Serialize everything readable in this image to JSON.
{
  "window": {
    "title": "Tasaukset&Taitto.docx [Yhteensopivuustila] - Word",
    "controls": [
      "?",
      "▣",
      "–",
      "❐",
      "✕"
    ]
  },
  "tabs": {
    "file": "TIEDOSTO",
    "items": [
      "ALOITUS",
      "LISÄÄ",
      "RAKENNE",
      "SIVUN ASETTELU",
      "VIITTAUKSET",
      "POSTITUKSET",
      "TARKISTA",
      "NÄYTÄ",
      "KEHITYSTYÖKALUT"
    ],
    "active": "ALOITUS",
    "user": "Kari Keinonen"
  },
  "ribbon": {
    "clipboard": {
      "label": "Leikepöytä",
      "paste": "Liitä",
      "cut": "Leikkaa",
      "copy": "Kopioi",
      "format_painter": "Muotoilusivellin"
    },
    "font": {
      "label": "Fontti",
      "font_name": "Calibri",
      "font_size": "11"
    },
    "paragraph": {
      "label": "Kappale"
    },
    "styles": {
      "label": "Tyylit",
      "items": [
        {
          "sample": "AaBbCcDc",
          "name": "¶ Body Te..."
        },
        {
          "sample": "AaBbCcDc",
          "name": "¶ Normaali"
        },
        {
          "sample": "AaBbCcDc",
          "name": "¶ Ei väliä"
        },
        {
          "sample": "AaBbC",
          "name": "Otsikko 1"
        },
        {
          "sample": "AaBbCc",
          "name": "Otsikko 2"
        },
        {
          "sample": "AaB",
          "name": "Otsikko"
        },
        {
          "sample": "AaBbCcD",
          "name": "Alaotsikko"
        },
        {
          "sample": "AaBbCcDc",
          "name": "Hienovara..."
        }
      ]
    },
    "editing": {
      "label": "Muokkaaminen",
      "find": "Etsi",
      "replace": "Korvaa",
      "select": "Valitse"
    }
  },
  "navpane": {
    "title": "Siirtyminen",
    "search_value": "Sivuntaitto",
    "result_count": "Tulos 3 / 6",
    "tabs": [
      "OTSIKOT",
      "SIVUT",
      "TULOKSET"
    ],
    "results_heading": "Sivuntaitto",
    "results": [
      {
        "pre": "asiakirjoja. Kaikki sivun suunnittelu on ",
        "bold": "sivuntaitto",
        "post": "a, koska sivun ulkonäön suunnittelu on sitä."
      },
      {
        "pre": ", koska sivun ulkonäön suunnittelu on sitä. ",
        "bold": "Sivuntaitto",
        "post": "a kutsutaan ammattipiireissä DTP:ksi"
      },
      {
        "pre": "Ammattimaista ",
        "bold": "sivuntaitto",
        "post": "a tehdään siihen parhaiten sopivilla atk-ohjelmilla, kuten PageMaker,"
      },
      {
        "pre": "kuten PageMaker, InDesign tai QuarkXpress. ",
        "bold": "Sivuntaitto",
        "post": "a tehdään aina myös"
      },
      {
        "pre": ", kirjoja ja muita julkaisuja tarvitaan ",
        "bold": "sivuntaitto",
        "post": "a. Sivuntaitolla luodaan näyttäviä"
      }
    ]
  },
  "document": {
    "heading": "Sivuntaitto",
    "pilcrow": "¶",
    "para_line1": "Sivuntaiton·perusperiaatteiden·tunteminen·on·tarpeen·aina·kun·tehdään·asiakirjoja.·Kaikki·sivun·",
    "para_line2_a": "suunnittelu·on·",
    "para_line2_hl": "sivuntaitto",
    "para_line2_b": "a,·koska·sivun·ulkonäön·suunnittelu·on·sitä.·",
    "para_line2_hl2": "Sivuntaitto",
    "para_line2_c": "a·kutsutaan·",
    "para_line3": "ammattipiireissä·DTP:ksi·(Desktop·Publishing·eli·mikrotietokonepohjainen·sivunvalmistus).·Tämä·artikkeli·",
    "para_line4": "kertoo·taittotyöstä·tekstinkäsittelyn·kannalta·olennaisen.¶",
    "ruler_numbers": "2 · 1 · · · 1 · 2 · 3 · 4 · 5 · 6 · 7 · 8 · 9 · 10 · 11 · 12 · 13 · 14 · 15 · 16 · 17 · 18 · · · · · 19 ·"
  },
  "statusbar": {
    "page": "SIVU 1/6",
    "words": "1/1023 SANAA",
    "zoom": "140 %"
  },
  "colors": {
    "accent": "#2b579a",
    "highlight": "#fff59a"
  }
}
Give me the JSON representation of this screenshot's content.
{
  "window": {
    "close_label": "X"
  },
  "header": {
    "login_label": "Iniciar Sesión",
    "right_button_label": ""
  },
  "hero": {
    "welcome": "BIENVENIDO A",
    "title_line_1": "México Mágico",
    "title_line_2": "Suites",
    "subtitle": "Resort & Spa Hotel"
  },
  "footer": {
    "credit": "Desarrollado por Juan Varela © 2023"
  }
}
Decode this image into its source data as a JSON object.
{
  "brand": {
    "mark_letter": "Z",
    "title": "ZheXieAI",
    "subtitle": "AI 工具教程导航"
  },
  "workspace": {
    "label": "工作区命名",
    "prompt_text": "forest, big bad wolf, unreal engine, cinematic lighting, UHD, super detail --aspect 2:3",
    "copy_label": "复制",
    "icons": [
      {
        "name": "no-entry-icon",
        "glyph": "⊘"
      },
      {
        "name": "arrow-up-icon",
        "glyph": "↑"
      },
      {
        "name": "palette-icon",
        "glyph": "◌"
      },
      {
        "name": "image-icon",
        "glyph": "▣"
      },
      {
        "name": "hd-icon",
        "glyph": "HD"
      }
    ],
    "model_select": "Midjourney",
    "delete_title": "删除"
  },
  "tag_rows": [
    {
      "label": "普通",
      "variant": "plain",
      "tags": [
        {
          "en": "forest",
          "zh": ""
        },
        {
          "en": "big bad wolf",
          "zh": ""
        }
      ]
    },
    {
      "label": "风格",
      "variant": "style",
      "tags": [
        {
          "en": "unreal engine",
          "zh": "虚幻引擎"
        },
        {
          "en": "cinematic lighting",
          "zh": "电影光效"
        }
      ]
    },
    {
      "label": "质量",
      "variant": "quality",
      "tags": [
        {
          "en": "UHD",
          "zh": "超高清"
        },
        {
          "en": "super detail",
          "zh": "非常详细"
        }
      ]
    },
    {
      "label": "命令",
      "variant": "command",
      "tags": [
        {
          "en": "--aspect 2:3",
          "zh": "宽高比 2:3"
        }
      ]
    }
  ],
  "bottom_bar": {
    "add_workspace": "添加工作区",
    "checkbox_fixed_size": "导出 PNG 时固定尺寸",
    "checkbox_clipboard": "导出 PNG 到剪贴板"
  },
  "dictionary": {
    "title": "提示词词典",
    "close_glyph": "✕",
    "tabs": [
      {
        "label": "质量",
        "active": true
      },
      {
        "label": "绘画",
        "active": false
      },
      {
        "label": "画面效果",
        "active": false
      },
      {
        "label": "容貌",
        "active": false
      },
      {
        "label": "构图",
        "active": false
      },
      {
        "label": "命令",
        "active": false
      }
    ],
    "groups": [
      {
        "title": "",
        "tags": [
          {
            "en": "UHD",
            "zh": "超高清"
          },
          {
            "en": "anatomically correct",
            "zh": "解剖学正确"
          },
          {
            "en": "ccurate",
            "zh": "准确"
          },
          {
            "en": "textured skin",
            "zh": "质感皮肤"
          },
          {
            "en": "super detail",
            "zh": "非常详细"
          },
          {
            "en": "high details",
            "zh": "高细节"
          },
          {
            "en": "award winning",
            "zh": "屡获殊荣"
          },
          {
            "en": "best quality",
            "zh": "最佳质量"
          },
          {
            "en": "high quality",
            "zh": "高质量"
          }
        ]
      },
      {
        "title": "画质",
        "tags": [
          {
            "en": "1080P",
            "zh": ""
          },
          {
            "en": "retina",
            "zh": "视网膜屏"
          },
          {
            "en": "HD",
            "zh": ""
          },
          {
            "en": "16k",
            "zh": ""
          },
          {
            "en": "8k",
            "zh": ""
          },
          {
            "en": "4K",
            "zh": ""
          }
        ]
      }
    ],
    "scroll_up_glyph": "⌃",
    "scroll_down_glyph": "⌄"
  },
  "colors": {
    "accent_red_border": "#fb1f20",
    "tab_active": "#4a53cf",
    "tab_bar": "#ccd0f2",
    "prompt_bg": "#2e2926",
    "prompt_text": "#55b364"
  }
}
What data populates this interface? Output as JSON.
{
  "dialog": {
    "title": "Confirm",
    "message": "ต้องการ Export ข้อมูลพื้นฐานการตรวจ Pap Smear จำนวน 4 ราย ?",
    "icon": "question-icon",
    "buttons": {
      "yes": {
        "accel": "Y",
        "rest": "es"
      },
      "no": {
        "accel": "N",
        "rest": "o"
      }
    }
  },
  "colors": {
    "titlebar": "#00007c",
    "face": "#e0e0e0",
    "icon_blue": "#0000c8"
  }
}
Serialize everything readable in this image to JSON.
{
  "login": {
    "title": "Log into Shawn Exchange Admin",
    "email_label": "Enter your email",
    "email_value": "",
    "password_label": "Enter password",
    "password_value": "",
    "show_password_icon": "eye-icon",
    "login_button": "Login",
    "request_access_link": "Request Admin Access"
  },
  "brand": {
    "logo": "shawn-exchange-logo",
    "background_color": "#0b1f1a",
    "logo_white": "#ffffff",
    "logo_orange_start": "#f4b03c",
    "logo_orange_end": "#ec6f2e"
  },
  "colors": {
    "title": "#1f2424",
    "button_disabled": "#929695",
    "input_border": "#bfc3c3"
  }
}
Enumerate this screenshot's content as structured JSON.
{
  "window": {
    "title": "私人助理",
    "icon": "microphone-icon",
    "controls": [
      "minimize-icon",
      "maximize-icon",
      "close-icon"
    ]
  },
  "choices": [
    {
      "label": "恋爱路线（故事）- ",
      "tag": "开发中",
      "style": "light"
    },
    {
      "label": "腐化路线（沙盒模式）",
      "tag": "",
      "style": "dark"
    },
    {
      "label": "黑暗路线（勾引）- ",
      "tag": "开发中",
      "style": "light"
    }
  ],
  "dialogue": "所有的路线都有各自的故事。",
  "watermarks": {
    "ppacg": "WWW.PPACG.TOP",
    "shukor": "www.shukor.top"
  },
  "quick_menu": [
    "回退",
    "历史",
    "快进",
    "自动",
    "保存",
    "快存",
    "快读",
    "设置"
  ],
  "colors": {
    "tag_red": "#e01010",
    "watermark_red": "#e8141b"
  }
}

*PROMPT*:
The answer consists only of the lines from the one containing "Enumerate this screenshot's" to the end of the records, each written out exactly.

*YOUR SOLUTION*:
Enumerate this screenshot's content as structured JSON.
{
  "window": {
    "title": "私人助理",
    "icon": "microphone-icon",
    "controls": [
      "minimize-icon",
      "maximize-icon",
      "close-icon"
    ]
  },
  "choices": [
    {
      "label": "恋爱路线（故事）- ",
      "tag": "开发中",
      "style": "light"
    },
    {
      "label": "腐化路线（沙盒模式）",
      "tag": "",
      "style": "dark"
    },
    {
      "label": "黑暗路线（勾引）- ",
      "tag": "开发中",
      "style": "light"
    }
  ],
  "dialogue": "所有的路线都有各自的故事。",
  "watermarks": {
    "ppacg": "WWW.PPACG.TOP",
    "shukor": "www.shukor.top"
  },
  "quick_menu": [
    "回退",
    "历史",
    "快进",
    "自动",
    "保存",
    "快存",
    "快读",
    "设置"
  ],
  "colors": {
    "tag_red": "#e01010",
    "watermark_red": "#e8141b"
  }
}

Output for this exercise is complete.